* **THE PROBLEM**: Your answer must be a single number: how many lines in the records include the word "Categories".

* **Items from a dataset**:
************
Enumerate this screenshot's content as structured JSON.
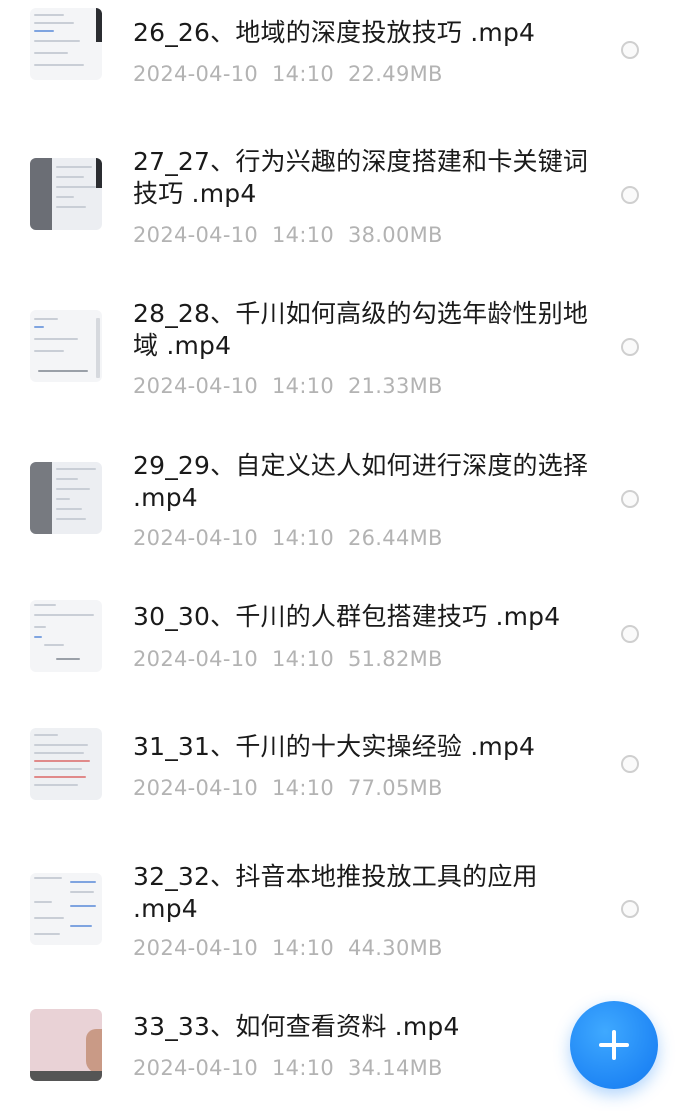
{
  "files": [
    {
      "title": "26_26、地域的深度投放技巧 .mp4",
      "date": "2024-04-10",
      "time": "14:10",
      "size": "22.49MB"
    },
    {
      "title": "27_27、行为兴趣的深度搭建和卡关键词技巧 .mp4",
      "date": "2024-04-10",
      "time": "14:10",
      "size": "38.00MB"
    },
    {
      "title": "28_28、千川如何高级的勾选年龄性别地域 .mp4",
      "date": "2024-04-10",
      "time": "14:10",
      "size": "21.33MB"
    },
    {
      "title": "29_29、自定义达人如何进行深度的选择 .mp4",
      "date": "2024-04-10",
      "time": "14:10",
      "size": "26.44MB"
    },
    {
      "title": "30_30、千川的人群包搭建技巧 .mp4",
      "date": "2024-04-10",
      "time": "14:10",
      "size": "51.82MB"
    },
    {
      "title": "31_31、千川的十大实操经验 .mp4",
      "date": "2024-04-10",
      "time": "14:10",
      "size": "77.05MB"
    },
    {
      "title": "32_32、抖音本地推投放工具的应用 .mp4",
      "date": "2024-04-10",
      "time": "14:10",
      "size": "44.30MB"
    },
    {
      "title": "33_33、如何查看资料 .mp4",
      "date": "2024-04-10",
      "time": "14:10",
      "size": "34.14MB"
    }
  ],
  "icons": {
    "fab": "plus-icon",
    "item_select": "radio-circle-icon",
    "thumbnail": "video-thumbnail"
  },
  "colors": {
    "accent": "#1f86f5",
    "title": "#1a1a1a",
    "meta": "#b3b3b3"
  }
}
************
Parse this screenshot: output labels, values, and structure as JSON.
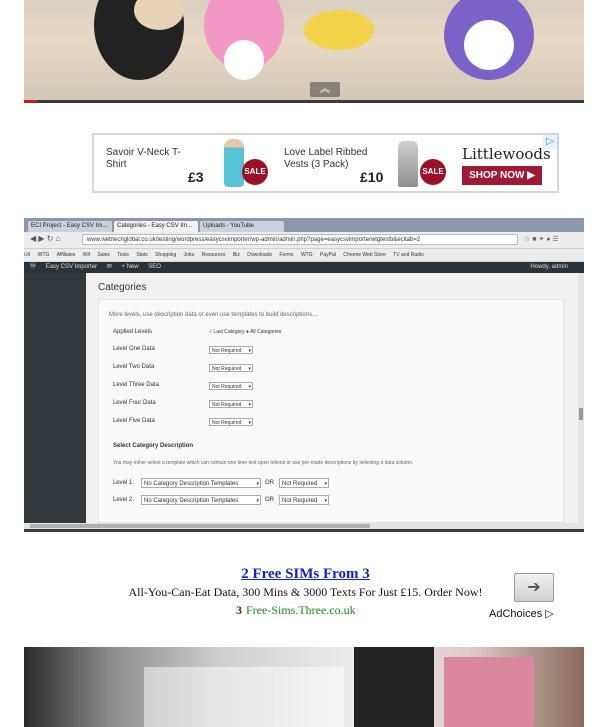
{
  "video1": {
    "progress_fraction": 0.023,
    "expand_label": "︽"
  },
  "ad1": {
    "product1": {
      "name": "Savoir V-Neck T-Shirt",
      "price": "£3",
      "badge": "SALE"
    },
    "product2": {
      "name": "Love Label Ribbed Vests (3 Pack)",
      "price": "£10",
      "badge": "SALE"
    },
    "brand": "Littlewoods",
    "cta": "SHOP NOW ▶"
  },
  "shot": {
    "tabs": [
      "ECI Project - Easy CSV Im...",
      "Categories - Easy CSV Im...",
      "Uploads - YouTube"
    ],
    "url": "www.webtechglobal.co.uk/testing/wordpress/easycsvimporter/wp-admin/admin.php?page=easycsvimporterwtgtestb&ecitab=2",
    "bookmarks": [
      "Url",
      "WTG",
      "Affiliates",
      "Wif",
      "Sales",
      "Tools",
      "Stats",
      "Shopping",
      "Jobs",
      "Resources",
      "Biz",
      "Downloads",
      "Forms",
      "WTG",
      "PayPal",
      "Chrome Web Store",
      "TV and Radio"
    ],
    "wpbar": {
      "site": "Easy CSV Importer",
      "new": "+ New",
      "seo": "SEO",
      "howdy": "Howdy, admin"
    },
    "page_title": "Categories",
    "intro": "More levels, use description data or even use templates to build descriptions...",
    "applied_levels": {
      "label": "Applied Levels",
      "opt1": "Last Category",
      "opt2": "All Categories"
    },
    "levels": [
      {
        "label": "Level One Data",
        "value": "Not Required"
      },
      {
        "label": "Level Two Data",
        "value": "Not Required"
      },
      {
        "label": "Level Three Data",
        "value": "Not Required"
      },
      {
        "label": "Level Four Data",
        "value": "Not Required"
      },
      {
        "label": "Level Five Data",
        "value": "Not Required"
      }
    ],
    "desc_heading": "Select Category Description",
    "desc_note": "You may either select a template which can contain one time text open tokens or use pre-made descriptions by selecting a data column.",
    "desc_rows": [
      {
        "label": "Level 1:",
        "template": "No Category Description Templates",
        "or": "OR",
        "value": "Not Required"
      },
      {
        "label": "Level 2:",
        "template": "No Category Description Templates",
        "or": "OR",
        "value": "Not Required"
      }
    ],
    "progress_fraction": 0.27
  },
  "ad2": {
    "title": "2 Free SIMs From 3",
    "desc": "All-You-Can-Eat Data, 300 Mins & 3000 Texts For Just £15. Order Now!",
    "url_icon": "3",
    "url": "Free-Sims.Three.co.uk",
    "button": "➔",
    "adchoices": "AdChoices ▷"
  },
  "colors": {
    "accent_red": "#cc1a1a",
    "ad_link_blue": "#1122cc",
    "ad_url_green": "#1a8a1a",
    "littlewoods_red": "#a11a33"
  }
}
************
* **EXPECTED ANSWER**: 3